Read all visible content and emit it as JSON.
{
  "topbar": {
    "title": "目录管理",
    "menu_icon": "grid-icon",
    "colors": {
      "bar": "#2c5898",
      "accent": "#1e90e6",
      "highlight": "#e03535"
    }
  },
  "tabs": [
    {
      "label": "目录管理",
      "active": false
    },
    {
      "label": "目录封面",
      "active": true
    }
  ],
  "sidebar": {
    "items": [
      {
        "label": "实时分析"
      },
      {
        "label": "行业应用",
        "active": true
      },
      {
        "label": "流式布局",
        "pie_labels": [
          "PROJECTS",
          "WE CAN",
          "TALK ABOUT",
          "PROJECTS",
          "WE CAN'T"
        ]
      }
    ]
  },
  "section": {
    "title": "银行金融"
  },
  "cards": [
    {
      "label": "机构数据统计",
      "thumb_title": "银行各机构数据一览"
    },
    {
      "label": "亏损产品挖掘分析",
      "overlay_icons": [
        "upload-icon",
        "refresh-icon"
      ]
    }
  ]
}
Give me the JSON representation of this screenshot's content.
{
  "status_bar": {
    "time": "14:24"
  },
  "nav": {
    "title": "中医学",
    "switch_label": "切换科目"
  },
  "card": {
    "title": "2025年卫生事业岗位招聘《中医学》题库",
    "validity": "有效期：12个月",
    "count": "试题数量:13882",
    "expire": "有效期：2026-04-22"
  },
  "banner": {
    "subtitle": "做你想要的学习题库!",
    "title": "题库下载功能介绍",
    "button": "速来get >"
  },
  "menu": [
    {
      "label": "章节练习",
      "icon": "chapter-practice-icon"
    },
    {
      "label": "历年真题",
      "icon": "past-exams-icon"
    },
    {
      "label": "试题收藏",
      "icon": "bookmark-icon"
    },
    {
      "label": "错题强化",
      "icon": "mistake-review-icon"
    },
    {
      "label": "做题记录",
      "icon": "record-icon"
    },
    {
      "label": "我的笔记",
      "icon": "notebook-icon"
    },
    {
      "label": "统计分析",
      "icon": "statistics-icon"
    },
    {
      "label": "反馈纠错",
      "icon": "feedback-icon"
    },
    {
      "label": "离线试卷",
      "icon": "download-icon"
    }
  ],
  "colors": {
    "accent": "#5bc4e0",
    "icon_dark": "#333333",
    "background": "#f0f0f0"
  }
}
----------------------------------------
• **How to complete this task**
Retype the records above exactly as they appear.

• **Your response**
Read all visible content and emit it as JSON.
{
  "topbar": {
    "title": "目录管理",
    "menu_icon": "grid-icon",
    "colors": {
      "bar": "#2c5898",
      "accent": "#1e90e6",
      "highlight": "#e03535"
    }
  },
  "tabs": [
    {
      "label": "目录管理",
      "active": false
    },
    {
      "label": "目录封面",
      "active": true
    }
  ],
  "sidebar": {
    "items": [
      {
        "label": "实时分析"
      },
      {
        "label": "行业应用",
        "active": true
      },
      {
        "label": "流式布局",
        "pie_labels": [
          "PROJECTS",
          "WE CAN",
          "TALK ABOUT",
          "PROJECTS",
          "WE CAN'T"
        ]
      }
    ]
  },
  "section": {
    "title": "银行金融"
  },
  "cards": [
    {
      "label": "机构数据统计",
      "thumb_title": "银行各机构数据一览"
    },
    {
      "label": "亏损产品挖掘分析",
      "overlay_icons": [
        "upload-icon",
        "refresh-icon"
      ]
    }
  ]
}
Give me the JSON representation of this screenshot's content.
{
  "status_bar": {
    "time": "14:24"
  },
  "nav": {
    "title": "中医学",
    "switch_label": "切换科目"
  },
  "card": {
    "title": "2025年卫生事业岗位招聘《中医学》题库",
    "validity": "有效期：12个月",
    "count": "试题数量:13882",
    "expire": "有效期：2026-04-22"
  },
  "banner": {
    "subtitle": "做你想要的学习题库!",
    "title": "题库下载功能介绍",
    "button": "速来get >"
  },
  "menu": [
    {
      "label": "章节练习",
      "icon": "chapter-practice-icon"
    },
    {
      "label": "历年真题",
      "icon": "past-exams-icon"
    },
    {
      "label": "试题收藏",
      "icon": "bookmark-icon"
    },
    {
      "label": "错题强化",
      "icon": "mistake-review-icon"
    },
    {
      "label": "做题记录",
      "icon": "record-icon"
    },
    {
      "label": "我的笔记",
      "icon": "notebook-icon"
    },
    {
      "label": "统计分析",
      "icon": "statistics-icon"
    },
    {
      "label": "反馈纠错",
      "icon": "feedback-icon"
    },
    {
      "label": "离线试卷",
      "icon": "download-icon"
    }
  ],
  "colors": {
    "accent": "#5bc4e0",
    "icon_dark": "#333333",
    "background": "#f0f0f0"
  }
}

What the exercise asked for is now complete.